Friday Roundup: Voters favor trade treaties. Restaurants without employees. State carbon rule. And more.

There are always a few items we’ve read during the week that deserve more attention but don’t make it into our regular posts. So we bundle them for the Friday roundup.

Here’s this week’s bundle:

GeekWire: Testing Eatsa: A robotic fast food chain that automates ordering and removes human interaction

The Eatsa concept helps restaurants eliminate cashiers, which saves money and arguably reduces wait time. However, some may feel like removing all human interaction from their ordering and eating experience may be a downside. A recent Eater headline described Eatsa as a “soulless lunch option.”

But there is certainly a magical feeling about the whole process. It’s also cheap, healthy, and fast — an attractive option for today’s consumer.

The Lens: Carbon Rule Approval May Spark Tussle

In a required “Concise Explanatory Statement” (CES) issued last week responding to submitted public comments, Ecology does concede for the first time that based on how calculations are made, the costs of the carbon cap rule to employer stakeholders could exceed societal benefits.

New York Times: Who Hates Trade Treaties? Surprisingly, Not Voters

National polls continue to show that Americans either narrowly favor international trade generally, and the so-called T.P.P. specifically, or are split. Younger voters are especially favorable…

survey last month by the nonpartisan Pew Research Center found that Americans by 50 to 42 percent said trade agreements had been “a good thing” for the United States. By a narrower 40 to 35 percent, they said the same of the Pacific pact, which would phase out tariffs and set commercial rules between the United States and nations from Canada and Japan to Australia, Vietnam and Chile.

The News Tribune: Seattle has passed a secure scheduling law for food service and retail workers – is Tacoma next?

Only time will tell if the secure-scheduling debate reaches Tacoma.

But if we’ve learned anything from recent history, it’s that sometimes big ideas — such as city mandated sick leave or substantial increases to the minimum wage — can quickly go from pipe dream to reality.

New Geography: Biggest Income Gains in U.S. Accrue to Suburban Cities

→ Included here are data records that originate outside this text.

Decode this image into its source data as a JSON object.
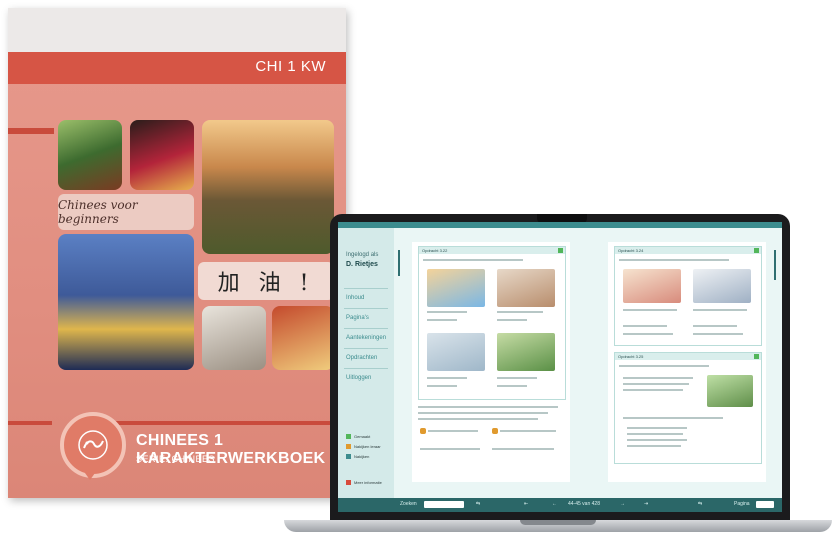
{
  "book": {
    "code": "CHI 1 KW",
    "subtitle": "Chinees voor beginners",
    "slogan": "加 油 !",
    "title": "CHINEES 1 KARAKTERWERKBOEK",
    "series": "SERIE: CHINEES"
  },
  "app": {
    "user_label": "Ingelogd als",
    "user_name": "D. Rietjes",
    "nav": [
      "Inhoud",
      "Pagina's",
      "Aantekeningen",
      "Opdrachten",
      "Uitloggen"
    ],
    "legend": [
      {
        "label": "Gemaakt",
        "color": "#52b65a"
      },
      {
        "label": "Nakijken leraar",
        "color": "#e09a2e"
      },
      {
        "label": "Nakijken",
        "color": "#3c8c8e"
      }
    ],
    "info_label": "Meer informatie",
    "left_page_card": "Opdracht 3.22",
    "right_page_card_1": "Opdracht 3.24",
    "right_page_card_2": "Opdracht 3.25",
    "bottom": {
      "search_label": "Zoeken",
      "page_indicator": "44-45 van 428",
      "page_label": "Pagina"
    },
    "colors": {
      "accent": "#3c8c8e",
      "sidebar": "#d4eae9",
      "bottom_bar": "#2b6768"
    }
  }
}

The 5.2% increase over the past year was the largest in the nearly 50-year history of the Census Bureau’s Current Population Survey, and does represent some progress. Yet real incomes remain approximately 2.5% below the 1999 peak. This is an extraordinarily long time for incomes not to have risen, a decade longer than the previous modern record (1989 to 1995), according to the Federal Reserve Bank of St. Louis.

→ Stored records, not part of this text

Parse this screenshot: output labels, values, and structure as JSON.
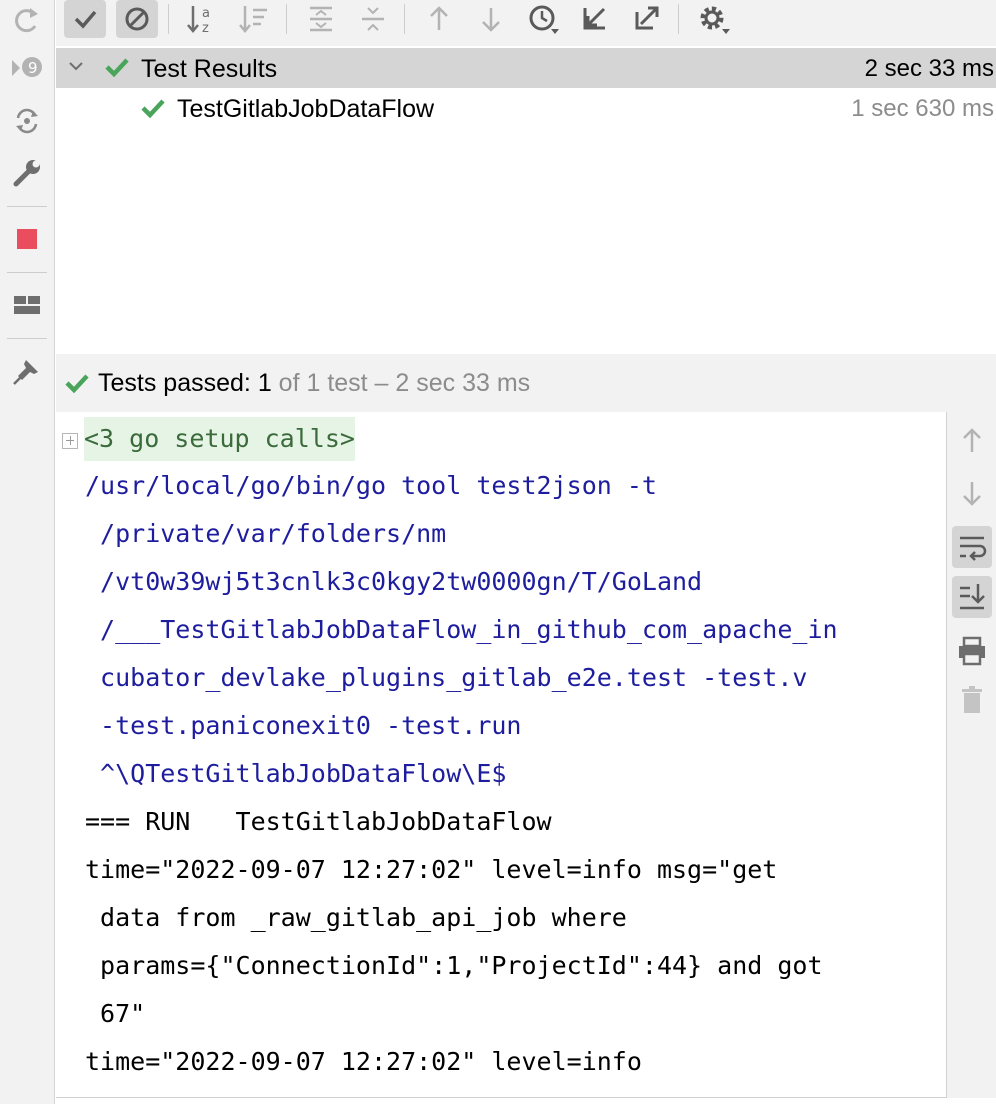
{
  "tree": {
    "root": {
      "label": "Test Results",
      "duration": "2 sec 33 ms",
      "status": "passed"
    },
    "children": [
      {
        "label": "TestGitlabJobDataFlow",
        "duration": "1 sec 630 ms",
        "status": "passed"
      }
    ]
  },
  "status_bar": {
    "prefix": "Tests passed:",
    "passed_count": "1",
    "suffix": "of 1 test – 2 sec 33 ms"
  },
  "console": {
    "fold_label": "<3 go setup calls>",
    "lines": [
      {
        "text": "/usr/local/go/bin/go tool test2json -t",
        "style": "blue"
      },
      {
        "text": " /private/var/folders/nm",
        "style": "blue"
      },
      {
        "text": " /vt0w39wj5t3cnlk3c0kgy2tw0000gn/T/GoLand",
        "style": "blue"
      },
      {
        "text": " /___TestGitlabJobDataFlow_in_github_com_apache_in",
        "style": "blue"
      },
      {
        "text": " cubator_devlake_plugins_gitlab_e2e.test -test.v",
        "style": "blue"
      },
      {
        "text": " -test.paniconexit0 -test.run",
        "style": "blue"
      },
      {
        "text": " ^\\QTestGitlabJobDataFlow\\E$",
        "style": "blue"
      },
      {
        "text": "=== RUN   TestGitlabJobDataFlow",
        "style": "black"
      },
      {
        "text": "time=\"2022-09-07 12:27:02\" level=info msg=\"get",
        "style": "black"
      },
      {
        "text": " data from _raw_gitlab_api_job where",
        "style": "black"
      },
      {
        "text": " params={\"ConnectionId\":1,\"ProjectId\":44} and got",
        "style": "black"
      },
      {
        "text": " 67\"",
        "style": "black"
      },
      {
        "text": "time=\"2022-09-07 12:27:02\" level=info",
        "style": "black"
      }
    ]
  },
  "icons": {
    "left_toolbar": [
      "rerun-icon",
      "rerun-failed-icon",
      "toggle-auto-test-icon",
      "settings-wrench-icon",
      "stop-icon",
      "layout-icon",
      "pin-icon"
    ],
    "top_toolbar": [
      "show-passed-icon",
      "show-ignored-icon",
      "sort-alphabetically-icon",
      "sort-by-duration-icon",
      "expand-all-icon",
      "collapse-all-icon",
      "previous-failed-icon",
      "next-failed-icon",
      "test-history-icon",
      "import-tests-icon",
      "export-tests-icon",
      "settings-gear-icon"
    ],
    "console_toolbar": [
      "scroll-up-icon",
      "scroll-down-icon",
      "soft-wrap-icon",
      "scroll-to-end-icon",
      "print-icon",
      "clear-all-icon"
    ]
  },
  "colors": {
    "pass_green": "#4aa55a",
    "stop_red": "#ea4e5e",
    "console_blue": "#1d1d9e",
    "muted_gray": "#8c8c8c"
  }
}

And there are some reasons to be skeptical about the dramatic gains, as outlined in a virtually unprecedented report by the economist Gary Burtless of the generally left-leaning Brookings Institution. He suggests that the year-to-year increase may have been much less and that the CPS had been under-reporting annual income increases since 2003. John Crudelle of the right-leaning New York Post notes that recent CPS methodology changes could also have inflated the 2015 increase.